If you like to read novels about priests, Doris Donnelly of John Carroll University has six suggestions.
My book group has read four of the six in recent years. I’d say (and I think my fellow readers in the group would agree) that three of them get an A+: The Power and the Glory, The Diary of a Country Priest, and Death Comes for the Archbishop. The Sparrow, the only one about a Jesuit, is an interesting but uneven science fiction tale. The Innocence of Father Brown is a good suggestion for our group. As for The Thorn Birds — nah, I don’t think so.Image by cdrummbks under Creative Commons license.
I’ll second Silence, by Shusaku Endo. One of the best novels I’ve read ever, and great fodder for book club discussion.
“The Kapillan of Malta” is out of print but can still be purchased at Amazon Marketplace. It is a wonderful story of a WWII -era priest who leads his flock to safety in caves during the ongoing bombardment of the tiny island by Germany and Italy.
Thanks Tim — and how could I forget “The Edge of Sadness” by Edwin O’Connor? Another Loyola Classic, a wonderful story of a priest who recovers his sobriety and his vocation.
Don’t forget a couple of books in the Loyola Classics series: “The Devil’s Advocate” and (one of my favorites) “Cosmas, Or the Love of God.” (The latter is a would-be monk. Close enough.)
Three other novels about priests come to mind. “Black Robe” by Brian Moore, “Silence” by Shusaku Endo, and “North of Hope” by Jon Hassler. The first two are about Jesuits in seventeenth century mission lands: Canada and Japan. They are brilliant reflections on the meaning of faith. “North of Hope” is about a priest’s complicated life in in contemporary northern Minnesota.
“The Keys of the Kingdom” should be on that list, for sure. “The Thorn Birds” wasn’t about a priest, per se, so I agree shouldn’t be on the list. What about “The Cardinal?”
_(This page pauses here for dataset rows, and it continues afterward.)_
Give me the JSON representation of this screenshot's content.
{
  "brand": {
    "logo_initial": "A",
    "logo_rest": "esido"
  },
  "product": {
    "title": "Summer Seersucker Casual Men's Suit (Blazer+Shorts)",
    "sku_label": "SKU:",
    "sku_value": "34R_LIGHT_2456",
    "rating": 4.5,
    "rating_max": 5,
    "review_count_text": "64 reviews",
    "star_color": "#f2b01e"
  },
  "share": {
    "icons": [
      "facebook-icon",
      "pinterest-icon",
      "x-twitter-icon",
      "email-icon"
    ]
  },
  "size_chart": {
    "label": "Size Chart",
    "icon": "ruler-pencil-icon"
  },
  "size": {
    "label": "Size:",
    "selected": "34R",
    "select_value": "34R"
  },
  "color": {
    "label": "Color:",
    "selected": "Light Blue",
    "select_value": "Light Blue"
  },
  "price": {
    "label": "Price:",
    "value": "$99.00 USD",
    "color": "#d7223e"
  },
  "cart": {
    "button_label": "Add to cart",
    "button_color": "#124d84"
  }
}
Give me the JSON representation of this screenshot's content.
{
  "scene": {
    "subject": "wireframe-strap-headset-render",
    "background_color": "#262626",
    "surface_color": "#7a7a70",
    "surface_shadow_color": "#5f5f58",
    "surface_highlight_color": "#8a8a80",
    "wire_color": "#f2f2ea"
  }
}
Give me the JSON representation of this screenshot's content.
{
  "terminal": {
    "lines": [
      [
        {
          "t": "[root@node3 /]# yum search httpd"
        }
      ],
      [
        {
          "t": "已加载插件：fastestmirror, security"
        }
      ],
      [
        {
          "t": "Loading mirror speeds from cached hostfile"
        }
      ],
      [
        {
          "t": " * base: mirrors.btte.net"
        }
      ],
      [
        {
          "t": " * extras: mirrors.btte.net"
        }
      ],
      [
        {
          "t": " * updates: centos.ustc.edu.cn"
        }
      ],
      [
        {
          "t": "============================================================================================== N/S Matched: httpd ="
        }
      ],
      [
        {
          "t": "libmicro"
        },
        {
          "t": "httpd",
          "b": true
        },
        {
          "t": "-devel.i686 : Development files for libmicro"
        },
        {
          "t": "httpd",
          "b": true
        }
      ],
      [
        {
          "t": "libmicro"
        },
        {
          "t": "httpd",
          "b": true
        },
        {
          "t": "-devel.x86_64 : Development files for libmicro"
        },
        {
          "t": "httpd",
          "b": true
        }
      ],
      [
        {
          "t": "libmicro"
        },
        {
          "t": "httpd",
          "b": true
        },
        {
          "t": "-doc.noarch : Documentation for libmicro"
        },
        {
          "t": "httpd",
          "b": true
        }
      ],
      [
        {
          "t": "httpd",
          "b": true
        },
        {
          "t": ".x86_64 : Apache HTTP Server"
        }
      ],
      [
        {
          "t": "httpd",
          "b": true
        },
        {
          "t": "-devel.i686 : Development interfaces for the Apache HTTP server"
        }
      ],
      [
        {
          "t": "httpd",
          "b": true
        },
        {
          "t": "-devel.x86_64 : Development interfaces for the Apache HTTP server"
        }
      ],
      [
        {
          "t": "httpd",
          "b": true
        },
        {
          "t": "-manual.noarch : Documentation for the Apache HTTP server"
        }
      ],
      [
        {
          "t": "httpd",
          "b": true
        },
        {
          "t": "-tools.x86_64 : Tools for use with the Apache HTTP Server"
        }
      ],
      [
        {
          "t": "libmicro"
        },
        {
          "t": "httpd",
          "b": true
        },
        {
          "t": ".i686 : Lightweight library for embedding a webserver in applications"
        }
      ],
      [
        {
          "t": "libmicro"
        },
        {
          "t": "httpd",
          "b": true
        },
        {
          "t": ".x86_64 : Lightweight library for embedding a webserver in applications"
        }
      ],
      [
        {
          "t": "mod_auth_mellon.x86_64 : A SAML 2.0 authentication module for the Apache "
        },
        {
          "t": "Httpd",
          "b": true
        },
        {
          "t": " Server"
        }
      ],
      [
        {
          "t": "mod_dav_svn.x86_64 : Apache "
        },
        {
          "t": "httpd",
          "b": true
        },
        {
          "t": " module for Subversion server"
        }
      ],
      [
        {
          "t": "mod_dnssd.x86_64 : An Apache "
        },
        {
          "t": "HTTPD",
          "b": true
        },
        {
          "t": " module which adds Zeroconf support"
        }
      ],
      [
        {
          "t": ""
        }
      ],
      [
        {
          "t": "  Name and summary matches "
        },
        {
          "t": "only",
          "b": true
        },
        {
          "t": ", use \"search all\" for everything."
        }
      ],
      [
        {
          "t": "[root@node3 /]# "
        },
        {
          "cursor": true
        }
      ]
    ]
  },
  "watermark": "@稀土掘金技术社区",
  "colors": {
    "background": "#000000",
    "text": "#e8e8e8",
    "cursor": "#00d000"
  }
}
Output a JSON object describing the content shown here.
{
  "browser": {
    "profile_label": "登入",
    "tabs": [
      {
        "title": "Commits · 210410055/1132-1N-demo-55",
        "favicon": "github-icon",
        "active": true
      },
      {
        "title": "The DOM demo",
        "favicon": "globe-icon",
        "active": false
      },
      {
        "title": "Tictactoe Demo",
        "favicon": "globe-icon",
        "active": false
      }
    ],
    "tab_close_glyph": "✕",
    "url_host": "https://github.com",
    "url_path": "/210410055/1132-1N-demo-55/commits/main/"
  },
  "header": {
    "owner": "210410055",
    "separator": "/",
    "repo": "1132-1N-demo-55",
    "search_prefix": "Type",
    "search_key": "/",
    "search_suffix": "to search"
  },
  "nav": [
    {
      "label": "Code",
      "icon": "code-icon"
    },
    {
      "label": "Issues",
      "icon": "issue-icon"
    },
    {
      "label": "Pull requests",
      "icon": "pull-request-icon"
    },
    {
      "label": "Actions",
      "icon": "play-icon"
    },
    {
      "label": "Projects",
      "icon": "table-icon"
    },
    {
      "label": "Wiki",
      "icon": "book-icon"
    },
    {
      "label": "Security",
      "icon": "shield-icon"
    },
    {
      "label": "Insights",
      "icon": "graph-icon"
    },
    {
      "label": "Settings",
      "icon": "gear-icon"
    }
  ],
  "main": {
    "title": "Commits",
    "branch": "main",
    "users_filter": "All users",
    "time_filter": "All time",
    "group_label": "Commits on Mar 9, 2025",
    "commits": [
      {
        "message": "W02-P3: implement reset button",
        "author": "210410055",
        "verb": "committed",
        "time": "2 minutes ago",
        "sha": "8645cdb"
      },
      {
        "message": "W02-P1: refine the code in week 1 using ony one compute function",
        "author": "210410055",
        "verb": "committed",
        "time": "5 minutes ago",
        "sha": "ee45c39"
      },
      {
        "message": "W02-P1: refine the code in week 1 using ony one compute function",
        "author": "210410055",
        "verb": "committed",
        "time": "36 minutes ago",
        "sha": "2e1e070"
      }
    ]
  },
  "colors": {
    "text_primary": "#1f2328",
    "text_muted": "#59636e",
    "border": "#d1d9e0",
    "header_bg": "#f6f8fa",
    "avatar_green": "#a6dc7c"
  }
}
I’d add Giovanni Guareschi’s Don Camillo stories for a bit of light relief